A historic and brutal winter storm put some 240 million Americans under severe weather warnings Friday as the United States faced holiday travel chaos, with thousands of flights cancelled and major highways closed.
Heavy snow and howling winds upended holiday plans for millions at one of the busiest times of the year, just days before Christmas, as a huge cold front swept down from the Arctic and took freezing hold of much of the nation, including normally temperate southern states.
Temperatures plunged below -40 degrees Fahrenheit (-40 Celsius) in some locations, with a staggering 240 million people -- some 72 per cent of the US population -- under winter weather warnings or advisories, according to the National Weather Service.
"Winter weather hazards remain in effect from the Canadian border south to the Rio Grande (border river with Mexico), Gulf Coast and central Florida Peninsula while spanning from the Pacific Northwest to the Eastern Seaboard," the NWS said in a report early Friday.
The warnings appear to be one of the most sweeping sets of US winter weather advisories ever.
Meteorologists said it was so cold in places -- 10 degrees Fahrenheit was recorded Friday in normally mild Dallas, Texas -- that anyone venturing outside risked frostbite within minutes.
The biting cold is an immediate concern for more than one million customers, mainly in the US south and east, who were without power as of Friday morning, according to electricity tracker poweroutage.us.
Road conditions remained treacherous, even as 100 million people were expected to take to the roads, according to the American Automobile Association.
Transportation departments in North and South Dakota, Oklahoma, Iowa and elsewhere reported near-zero visibility, ice-covered roads and blizzard conditions, and strongly urged residents to stay home.
Two traffic fatalities were reported in Oklahoma Thursday, while the Weather Channel quoted the Kansas Highway Patrol saying three people died in road accidents in that Midwestern state, with weather considered a contributing factor.
Air travel chaos
More than 3,520 US flights were already cancelled Friday and another 1,900 delayed, according to tracking website Flight Aware, many at international hubs New York, Seattle and Chicago's O'Hare.
US Transportation Secretary Pete Buttigieg warned that holiday travel was being severely impacted.
"To say we have the opposite of cooperative weather would be an understatement," he told MSNBC, noting that some 10 percent of US commercial flights had been cancelled Thursday, a move that will have severe knock-on effects for travel.
The I-90, a major highway running across the north was shuttered in South Dakota, with officials saying it would not reopen until later Friday.

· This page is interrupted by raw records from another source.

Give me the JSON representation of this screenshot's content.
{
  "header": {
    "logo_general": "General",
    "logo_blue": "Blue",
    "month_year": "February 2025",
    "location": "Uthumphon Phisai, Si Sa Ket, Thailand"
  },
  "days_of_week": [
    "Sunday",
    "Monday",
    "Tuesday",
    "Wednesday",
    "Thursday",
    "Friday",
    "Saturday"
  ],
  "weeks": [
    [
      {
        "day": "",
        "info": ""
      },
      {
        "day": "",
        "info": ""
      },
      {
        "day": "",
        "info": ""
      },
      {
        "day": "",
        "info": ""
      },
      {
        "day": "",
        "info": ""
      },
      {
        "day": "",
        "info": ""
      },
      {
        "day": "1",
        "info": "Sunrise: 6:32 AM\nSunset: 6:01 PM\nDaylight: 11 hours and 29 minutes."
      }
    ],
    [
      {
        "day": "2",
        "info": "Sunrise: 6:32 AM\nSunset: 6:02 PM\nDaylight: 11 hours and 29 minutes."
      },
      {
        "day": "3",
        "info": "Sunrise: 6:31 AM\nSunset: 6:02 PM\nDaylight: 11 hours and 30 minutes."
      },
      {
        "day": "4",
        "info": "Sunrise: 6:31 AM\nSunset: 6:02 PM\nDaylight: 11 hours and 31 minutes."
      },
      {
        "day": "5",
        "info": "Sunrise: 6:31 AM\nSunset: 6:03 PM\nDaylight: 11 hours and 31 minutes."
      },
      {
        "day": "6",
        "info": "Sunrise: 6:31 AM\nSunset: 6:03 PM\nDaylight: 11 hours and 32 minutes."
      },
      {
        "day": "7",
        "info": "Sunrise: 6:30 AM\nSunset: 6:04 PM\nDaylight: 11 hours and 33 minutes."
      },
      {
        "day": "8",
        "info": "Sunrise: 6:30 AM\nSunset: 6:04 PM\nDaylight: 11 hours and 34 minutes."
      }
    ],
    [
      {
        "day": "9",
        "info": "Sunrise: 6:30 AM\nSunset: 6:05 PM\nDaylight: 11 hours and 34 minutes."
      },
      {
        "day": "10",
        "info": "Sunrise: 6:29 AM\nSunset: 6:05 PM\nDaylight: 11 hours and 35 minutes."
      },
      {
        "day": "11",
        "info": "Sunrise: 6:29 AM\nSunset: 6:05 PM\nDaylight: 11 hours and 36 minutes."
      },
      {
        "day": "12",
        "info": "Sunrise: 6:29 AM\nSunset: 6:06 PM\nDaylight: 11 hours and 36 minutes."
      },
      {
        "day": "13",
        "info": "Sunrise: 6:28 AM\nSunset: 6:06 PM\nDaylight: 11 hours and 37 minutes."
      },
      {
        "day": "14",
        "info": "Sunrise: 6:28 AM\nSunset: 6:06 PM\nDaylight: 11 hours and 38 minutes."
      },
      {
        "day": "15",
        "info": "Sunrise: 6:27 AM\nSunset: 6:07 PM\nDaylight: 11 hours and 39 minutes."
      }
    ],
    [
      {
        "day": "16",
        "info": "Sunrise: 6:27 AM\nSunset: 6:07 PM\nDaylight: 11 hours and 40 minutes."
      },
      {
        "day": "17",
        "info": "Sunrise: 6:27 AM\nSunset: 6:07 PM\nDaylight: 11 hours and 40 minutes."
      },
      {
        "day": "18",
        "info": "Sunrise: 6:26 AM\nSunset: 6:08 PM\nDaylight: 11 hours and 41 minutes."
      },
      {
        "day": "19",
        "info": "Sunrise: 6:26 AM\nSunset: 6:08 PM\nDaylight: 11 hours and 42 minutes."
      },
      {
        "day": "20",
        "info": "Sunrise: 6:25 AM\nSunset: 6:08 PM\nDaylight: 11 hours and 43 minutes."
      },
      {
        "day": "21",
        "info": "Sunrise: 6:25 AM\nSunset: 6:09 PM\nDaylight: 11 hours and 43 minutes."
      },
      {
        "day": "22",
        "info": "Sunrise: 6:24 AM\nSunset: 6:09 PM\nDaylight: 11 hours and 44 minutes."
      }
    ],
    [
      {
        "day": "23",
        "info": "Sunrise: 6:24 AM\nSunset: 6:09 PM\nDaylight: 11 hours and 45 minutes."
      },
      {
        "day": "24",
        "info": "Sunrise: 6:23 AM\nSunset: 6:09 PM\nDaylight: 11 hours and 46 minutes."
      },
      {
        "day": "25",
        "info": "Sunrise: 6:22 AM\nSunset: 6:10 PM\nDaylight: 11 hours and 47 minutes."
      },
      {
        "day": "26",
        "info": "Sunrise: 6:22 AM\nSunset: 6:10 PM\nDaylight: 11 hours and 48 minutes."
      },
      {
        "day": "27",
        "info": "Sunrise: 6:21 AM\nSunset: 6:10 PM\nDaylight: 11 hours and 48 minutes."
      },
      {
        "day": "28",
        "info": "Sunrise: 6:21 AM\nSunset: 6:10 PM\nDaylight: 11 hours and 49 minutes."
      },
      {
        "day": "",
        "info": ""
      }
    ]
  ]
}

"Crews are using all available resources from across the state to clean-up and restore travel," South Dakota Department of Transportation said.
"Multiple highways are currently listed as 'Road Impassable'... travel on the road segment is physically impossible due to widespread deep snow and drifts."
Holiday travel volumes are expected to be close to pre-pandemic levels, with the busiest day on Thursday, three days before Christmas.
AccuWeather forecasters have said the storm could rapidly strengthen into what is known as a "bomb cyclone" through a process called "bombogenesis," when the barometric pressure drops and a cold air mass collides with warm air.
Such extreme weather can be dangerous, said Rich Maliawco, lead forecaster for the National Weather Service in Glasgow, Montana, where wind chill plunged to a bone-crushing -60 Fahrenheit overnight.
"When it's this cold, anybody can run into trouble," Maliawco told AFP.
"With these kinds of wind chills, if you're not wearing those warm layers... unprotected skin can get frostbite in less than five minutes."
Conditions were cold enough for people to post videos of themselves carrying out the "boiling water challenge," where boiling water is thrown into the air and instantly freezes.
"We created our own cloud @ -17° F (-27° C) at the #Missoula International Airport," tweeted NWS Missoula in Montana.
In Minneapolis and Saint Paul, more than eight inches (20 centimeters) of snow accumulated over a 24-hour period, the NWS said in a Thursday update.
Farther east in Buffalo, New York, forecasters called it a "once-in-a-generation storm" with wind gusts of more than 65 miles (105 kilometers) per hour, wind chills as low as -10 to -20 F, and power outages.